> **Task instructions**:
Lines in the records below that contain the word "heading" must each be copied.

^^^^

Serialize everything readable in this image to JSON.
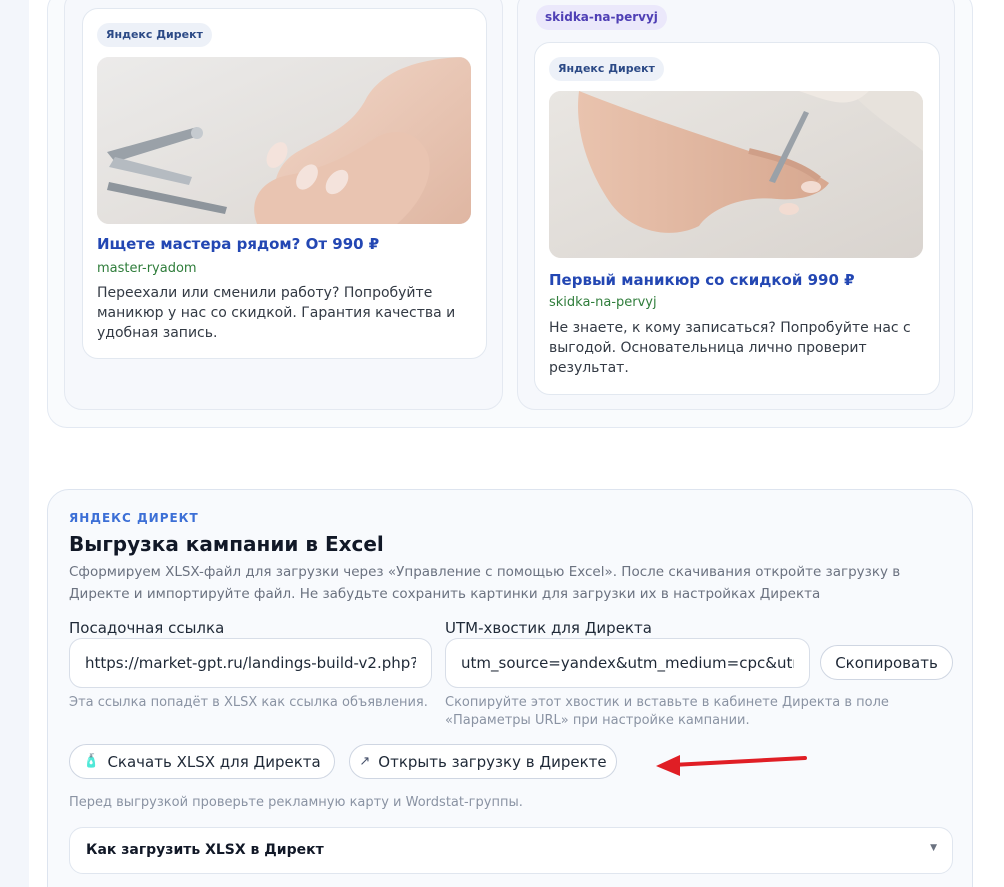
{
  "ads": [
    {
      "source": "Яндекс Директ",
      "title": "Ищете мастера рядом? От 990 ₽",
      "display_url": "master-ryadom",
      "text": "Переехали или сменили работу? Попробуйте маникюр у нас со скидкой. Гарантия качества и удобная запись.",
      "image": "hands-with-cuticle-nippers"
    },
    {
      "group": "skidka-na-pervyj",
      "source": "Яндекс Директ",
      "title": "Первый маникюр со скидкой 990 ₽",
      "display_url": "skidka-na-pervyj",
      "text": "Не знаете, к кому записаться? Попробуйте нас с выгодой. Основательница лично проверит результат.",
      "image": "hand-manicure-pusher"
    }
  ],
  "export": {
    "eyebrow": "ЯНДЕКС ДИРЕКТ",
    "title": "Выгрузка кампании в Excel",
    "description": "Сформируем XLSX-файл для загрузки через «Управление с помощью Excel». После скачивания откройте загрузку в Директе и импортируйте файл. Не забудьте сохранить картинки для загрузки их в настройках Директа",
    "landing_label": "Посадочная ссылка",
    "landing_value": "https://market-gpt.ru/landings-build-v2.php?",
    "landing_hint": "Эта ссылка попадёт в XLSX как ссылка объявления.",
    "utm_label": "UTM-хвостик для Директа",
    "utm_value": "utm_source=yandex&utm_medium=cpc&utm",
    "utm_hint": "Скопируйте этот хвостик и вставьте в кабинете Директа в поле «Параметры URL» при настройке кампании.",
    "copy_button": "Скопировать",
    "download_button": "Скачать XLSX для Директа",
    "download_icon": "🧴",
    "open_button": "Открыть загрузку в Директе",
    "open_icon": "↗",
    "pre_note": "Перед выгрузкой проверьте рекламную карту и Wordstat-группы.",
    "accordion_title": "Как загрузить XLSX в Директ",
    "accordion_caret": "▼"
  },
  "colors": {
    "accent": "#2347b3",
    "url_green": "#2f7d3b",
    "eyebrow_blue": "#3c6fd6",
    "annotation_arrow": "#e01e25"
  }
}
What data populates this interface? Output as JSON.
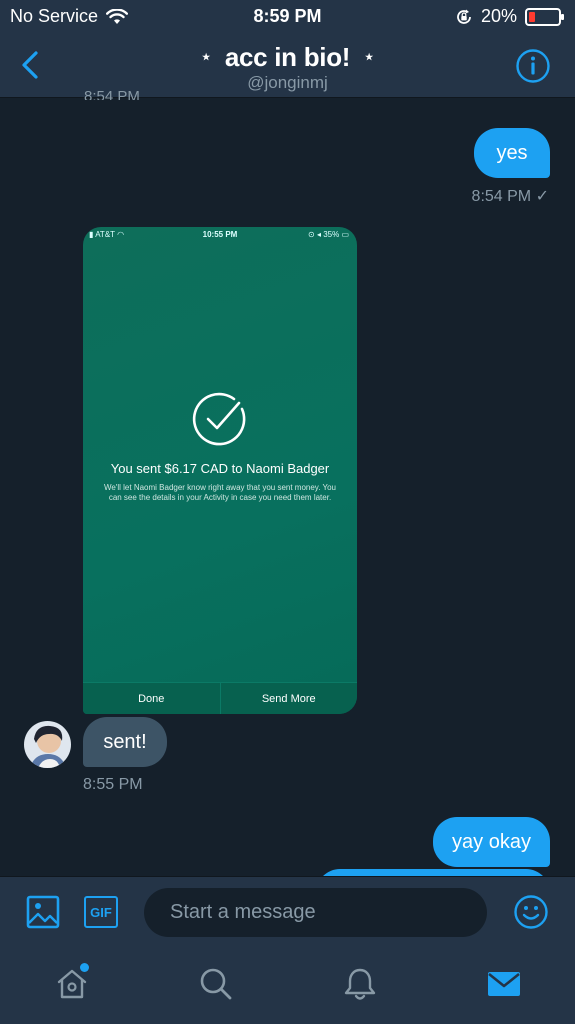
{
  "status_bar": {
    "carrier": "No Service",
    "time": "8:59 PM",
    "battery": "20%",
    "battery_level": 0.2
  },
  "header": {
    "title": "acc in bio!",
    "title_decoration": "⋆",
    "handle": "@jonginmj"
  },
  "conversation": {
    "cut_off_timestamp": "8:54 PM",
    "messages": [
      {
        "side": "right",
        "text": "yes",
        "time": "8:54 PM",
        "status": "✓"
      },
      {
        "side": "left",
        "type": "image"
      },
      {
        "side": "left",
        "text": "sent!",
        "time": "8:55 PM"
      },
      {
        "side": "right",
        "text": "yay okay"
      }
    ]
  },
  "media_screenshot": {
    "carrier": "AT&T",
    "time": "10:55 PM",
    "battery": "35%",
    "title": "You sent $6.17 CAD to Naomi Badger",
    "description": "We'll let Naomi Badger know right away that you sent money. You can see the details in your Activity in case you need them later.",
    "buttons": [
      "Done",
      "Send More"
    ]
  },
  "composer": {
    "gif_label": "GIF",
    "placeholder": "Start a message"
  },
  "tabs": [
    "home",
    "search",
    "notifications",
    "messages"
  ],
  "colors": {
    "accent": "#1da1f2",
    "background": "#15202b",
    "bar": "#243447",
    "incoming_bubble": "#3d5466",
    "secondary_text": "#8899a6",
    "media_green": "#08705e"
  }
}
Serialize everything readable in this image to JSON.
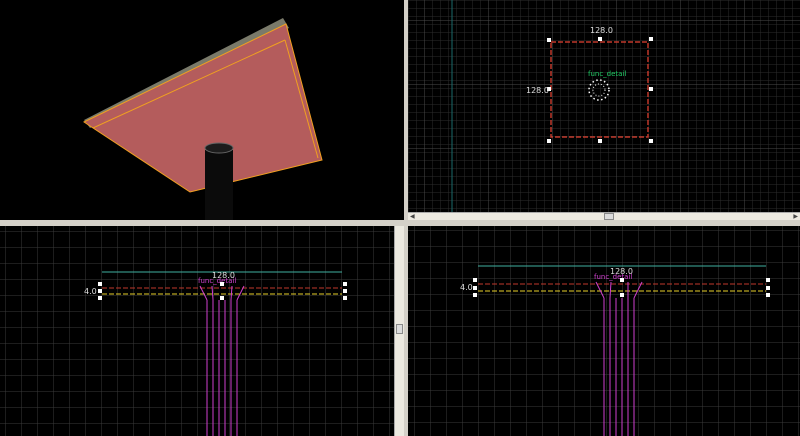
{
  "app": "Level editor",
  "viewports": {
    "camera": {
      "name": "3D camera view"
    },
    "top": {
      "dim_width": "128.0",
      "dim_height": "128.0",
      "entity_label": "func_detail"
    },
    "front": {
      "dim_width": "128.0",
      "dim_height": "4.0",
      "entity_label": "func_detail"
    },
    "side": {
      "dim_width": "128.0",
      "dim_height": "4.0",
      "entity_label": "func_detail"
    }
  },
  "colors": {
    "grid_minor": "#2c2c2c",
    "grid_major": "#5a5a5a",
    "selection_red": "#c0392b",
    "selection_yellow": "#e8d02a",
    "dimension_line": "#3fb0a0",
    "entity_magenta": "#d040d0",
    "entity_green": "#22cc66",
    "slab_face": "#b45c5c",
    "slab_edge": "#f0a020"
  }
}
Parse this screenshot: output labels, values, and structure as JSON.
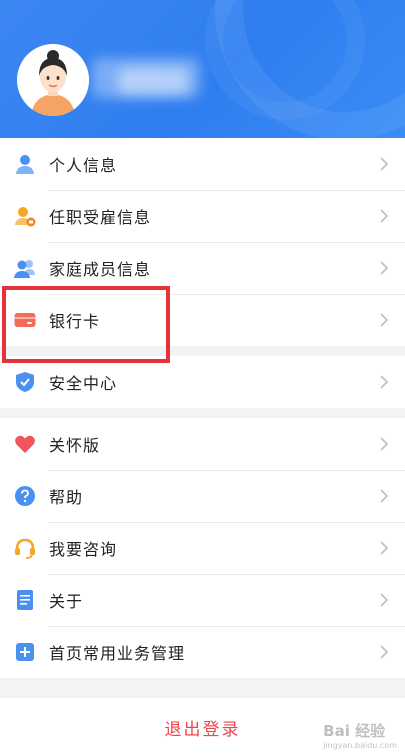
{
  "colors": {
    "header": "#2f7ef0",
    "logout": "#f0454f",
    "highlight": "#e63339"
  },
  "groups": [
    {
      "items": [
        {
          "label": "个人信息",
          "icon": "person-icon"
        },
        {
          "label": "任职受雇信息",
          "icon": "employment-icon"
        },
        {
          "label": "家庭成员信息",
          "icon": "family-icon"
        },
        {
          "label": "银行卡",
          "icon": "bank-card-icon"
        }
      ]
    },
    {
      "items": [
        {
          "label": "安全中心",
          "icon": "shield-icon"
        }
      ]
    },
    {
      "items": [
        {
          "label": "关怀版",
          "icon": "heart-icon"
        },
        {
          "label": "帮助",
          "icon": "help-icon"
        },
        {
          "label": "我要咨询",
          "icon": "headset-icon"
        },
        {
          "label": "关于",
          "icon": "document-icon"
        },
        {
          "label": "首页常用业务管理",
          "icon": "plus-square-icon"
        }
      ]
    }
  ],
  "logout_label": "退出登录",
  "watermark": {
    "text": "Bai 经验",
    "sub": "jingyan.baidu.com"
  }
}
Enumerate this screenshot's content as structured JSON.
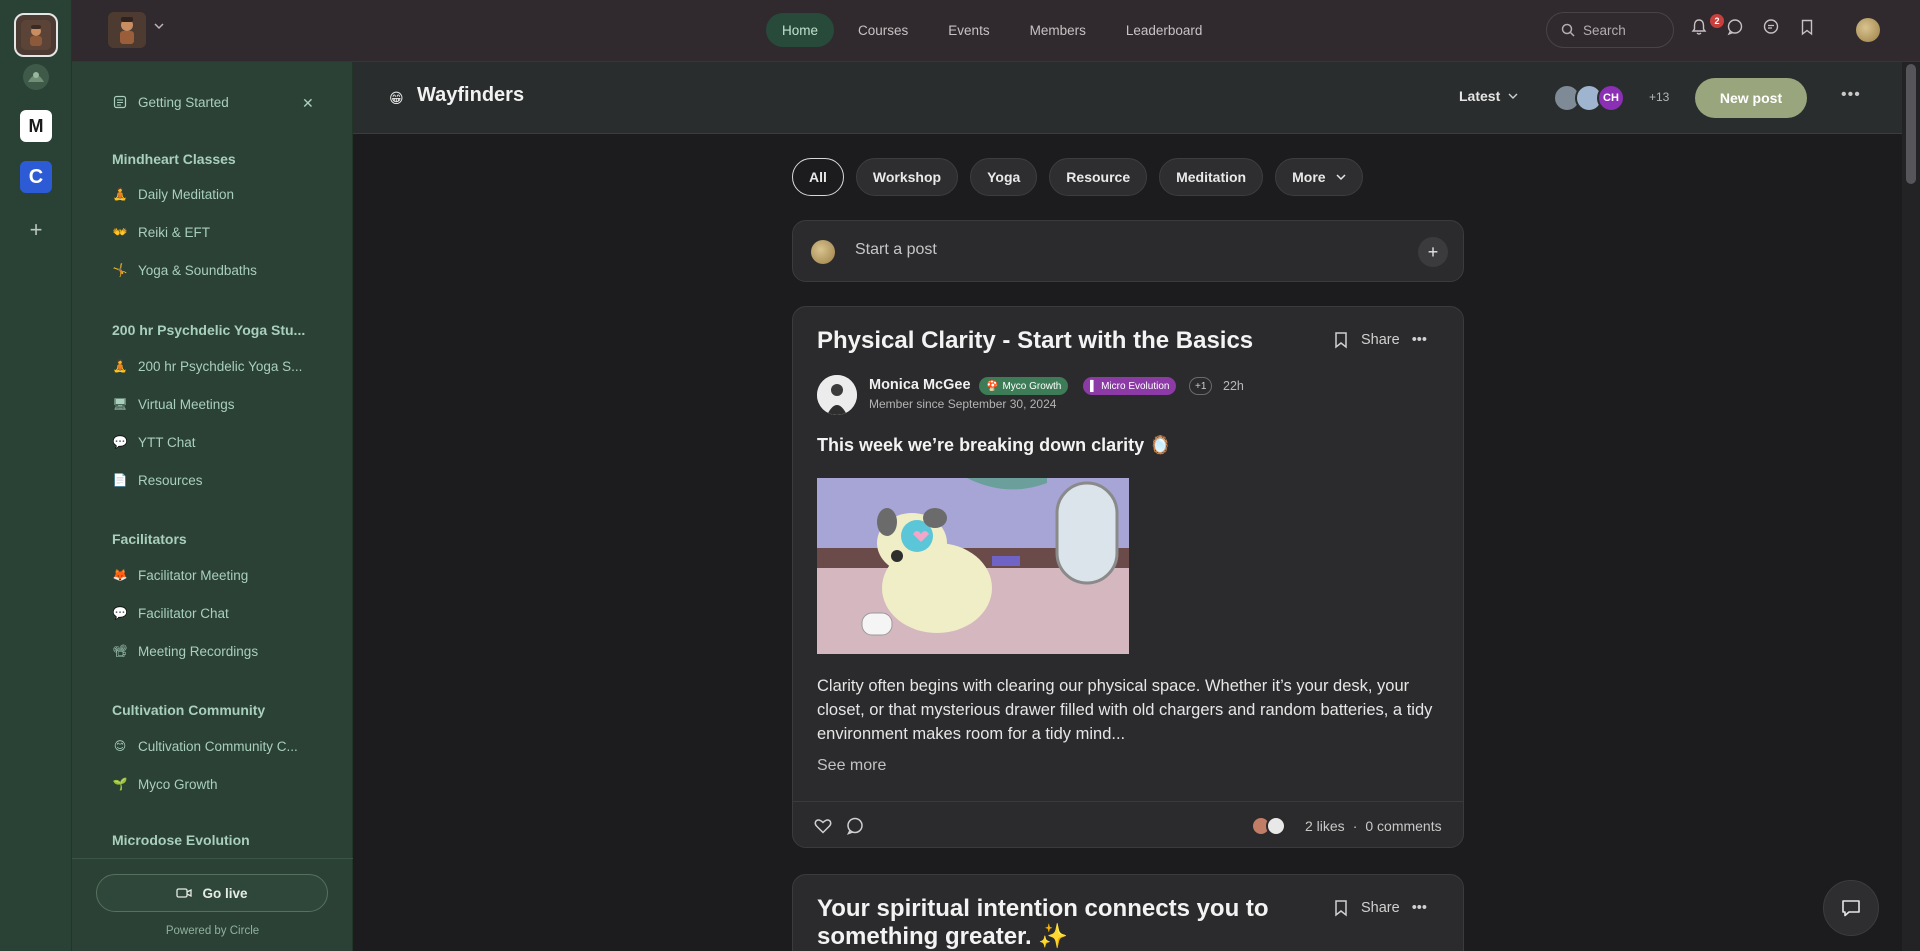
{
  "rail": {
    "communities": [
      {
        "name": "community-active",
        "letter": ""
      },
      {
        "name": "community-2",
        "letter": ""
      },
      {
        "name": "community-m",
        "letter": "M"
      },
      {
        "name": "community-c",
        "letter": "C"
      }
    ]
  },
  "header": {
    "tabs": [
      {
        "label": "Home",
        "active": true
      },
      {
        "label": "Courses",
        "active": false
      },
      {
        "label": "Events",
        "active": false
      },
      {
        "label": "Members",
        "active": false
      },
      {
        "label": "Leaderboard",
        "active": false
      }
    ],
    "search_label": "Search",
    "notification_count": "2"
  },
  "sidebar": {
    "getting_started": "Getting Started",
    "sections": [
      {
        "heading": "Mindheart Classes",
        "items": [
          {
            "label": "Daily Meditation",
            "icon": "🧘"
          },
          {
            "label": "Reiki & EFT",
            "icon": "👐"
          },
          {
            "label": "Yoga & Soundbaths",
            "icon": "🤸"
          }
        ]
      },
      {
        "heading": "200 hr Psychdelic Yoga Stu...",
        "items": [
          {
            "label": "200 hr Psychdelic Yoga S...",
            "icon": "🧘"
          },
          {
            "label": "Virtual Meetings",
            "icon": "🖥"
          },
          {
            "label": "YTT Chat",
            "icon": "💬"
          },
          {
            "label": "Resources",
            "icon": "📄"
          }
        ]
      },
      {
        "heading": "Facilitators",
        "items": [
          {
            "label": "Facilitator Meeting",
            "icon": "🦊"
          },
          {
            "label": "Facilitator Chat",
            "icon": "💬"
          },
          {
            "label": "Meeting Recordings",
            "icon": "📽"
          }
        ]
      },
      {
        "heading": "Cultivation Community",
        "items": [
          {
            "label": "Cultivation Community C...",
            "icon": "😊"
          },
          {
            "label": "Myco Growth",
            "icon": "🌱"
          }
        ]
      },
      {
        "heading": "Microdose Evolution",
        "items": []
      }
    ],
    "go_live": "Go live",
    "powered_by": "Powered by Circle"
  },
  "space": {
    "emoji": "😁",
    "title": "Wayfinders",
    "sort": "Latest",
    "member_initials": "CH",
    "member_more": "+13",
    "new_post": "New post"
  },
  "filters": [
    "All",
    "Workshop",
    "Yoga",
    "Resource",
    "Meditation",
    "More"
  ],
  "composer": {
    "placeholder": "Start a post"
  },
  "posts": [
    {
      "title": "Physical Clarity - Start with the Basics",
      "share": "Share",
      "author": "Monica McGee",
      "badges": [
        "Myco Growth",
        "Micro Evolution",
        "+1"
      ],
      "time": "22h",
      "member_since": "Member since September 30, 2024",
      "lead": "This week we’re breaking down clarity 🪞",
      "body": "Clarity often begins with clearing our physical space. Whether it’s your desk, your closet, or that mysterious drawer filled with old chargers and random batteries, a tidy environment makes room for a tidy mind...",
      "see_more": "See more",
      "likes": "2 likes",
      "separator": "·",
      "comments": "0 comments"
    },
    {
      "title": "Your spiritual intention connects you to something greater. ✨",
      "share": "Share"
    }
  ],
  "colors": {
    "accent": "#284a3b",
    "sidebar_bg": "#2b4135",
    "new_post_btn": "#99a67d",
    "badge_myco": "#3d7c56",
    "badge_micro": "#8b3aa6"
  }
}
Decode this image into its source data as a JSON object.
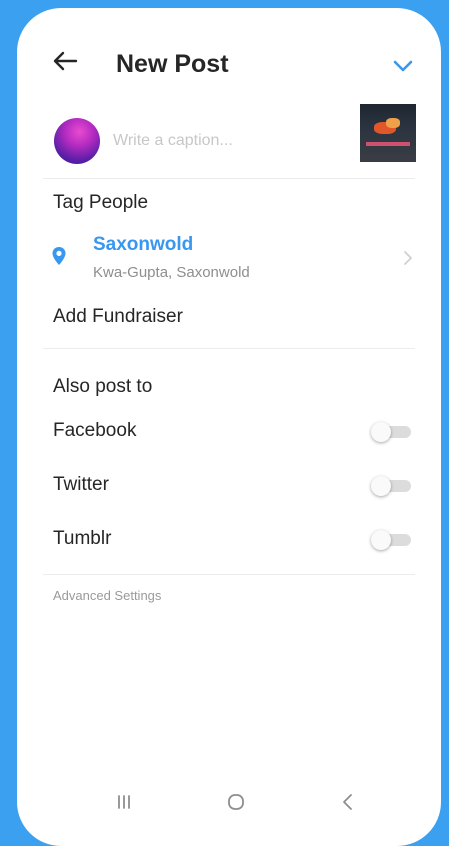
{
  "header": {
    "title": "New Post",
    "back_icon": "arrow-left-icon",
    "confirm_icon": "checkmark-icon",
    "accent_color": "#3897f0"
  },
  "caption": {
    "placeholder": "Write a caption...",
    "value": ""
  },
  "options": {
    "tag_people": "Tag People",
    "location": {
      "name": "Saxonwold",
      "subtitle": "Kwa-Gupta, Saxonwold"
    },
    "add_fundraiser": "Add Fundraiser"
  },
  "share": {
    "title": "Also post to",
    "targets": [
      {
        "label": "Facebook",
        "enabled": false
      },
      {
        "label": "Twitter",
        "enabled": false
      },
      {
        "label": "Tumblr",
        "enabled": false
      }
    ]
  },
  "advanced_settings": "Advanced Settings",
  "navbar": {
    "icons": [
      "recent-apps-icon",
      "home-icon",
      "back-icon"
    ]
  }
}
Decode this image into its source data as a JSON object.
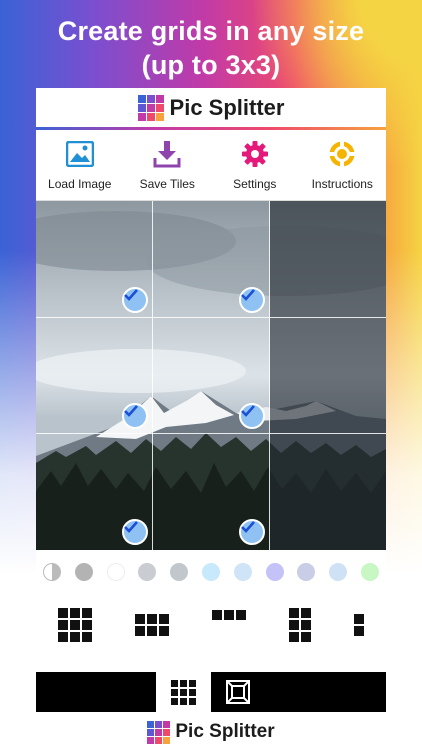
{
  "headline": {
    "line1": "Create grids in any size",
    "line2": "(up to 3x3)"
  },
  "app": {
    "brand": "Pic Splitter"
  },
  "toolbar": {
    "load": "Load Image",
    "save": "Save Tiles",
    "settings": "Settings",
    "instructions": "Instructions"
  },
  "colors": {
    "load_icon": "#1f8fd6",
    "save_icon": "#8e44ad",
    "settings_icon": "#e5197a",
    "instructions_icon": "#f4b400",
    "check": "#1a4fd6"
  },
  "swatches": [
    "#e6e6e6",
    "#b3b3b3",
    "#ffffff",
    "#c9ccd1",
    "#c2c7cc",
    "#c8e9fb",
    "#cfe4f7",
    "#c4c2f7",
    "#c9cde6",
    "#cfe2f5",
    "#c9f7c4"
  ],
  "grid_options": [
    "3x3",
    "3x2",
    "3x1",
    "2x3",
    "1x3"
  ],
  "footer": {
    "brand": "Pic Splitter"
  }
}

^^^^

> **Written answer**:
        "heading": "Mindheart Classes",
        "heading": "200 hr Psychdelic Yoga Stu...",
        "heading": "Facilitators",
        "heading": "Cultivation Community",
        "heading": "Microdose Evolution",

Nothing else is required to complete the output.